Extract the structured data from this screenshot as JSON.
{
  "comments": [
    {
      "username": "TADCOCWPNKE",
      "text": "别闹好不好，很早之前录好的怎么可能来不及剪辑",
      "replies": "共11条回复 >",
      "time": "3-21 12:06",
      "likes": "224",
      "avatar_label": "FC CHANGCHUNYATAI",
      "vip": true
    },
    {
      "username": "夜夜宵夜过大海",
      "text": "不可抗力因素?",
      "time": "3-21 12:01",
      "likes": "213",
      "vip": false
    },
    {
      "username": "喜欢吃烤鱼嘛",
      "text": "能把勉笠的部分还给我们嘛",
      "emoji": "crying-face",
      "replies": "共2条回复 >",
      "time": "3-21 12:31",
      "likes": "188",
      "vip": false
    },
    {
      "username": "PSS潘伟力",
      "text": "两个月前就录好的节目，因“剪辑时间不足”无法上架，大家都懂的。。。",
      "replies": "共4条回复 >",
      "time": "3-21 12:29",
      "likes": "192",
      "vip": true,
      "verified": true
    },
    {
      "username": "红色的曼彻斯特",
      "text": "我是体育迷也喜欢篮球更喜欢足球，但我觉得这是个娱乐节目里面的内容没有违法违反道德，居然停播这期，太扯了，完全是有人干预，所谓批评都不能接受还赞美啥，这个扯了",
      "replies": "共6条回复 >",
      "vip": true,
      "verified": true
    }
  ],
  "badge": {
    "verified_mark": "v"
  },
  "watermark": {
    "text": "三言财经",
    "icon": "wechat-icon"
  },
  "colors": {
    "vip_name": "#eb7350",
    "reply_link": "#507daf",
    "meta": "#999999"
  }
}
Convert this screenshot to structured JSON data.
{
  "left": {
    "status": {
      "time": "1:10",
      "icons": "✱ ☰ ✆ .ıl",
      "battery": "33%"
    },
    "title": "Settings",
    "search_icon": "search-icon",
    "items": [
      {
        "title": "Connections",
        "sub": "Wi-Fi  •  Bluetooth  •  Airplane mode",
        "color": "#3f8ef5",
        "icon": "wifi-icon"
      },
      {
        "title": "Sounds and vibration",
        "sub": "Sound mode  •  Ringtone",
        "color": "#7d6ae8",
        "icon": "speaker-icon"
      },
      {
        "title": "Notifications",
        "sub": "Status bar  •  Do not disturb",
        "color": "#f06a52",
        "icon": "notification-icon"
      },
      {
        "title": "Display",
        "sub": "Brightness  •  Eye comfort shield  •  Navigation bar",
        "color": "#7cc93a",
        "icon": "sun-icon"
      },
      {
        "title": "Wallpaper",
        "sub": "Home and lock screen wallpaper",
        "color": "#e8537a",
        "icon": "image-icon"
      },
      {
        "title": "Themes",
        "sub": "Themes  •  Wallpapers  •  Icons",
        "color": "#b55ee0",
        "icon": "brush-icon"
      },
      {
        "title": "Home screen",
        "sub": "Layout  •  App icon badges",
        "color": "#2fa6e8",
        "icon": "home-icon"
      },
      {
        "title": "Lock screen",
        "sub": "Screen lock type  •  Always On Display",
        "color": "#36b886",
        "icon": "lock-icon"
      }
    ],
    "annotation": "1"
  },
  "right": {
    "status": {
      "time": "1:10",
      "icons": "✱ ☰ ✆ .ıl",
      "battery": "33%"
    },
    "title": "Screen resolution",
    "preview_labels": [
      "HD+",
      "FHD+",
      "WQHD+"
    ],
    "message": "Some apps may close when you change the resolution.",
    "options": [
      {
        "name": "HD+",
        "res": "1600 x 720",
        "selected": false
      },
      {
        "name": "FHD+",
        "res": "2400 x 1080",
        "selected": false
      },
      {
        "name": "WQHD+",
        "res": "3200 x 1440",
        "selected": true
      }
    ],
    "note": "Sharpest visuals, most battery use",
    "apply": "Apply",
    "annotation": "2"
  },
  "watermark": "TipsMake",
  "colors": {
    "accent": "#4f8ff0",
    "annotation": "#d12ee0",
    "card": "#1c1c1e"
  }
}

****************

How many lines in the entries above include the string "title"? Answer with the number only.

10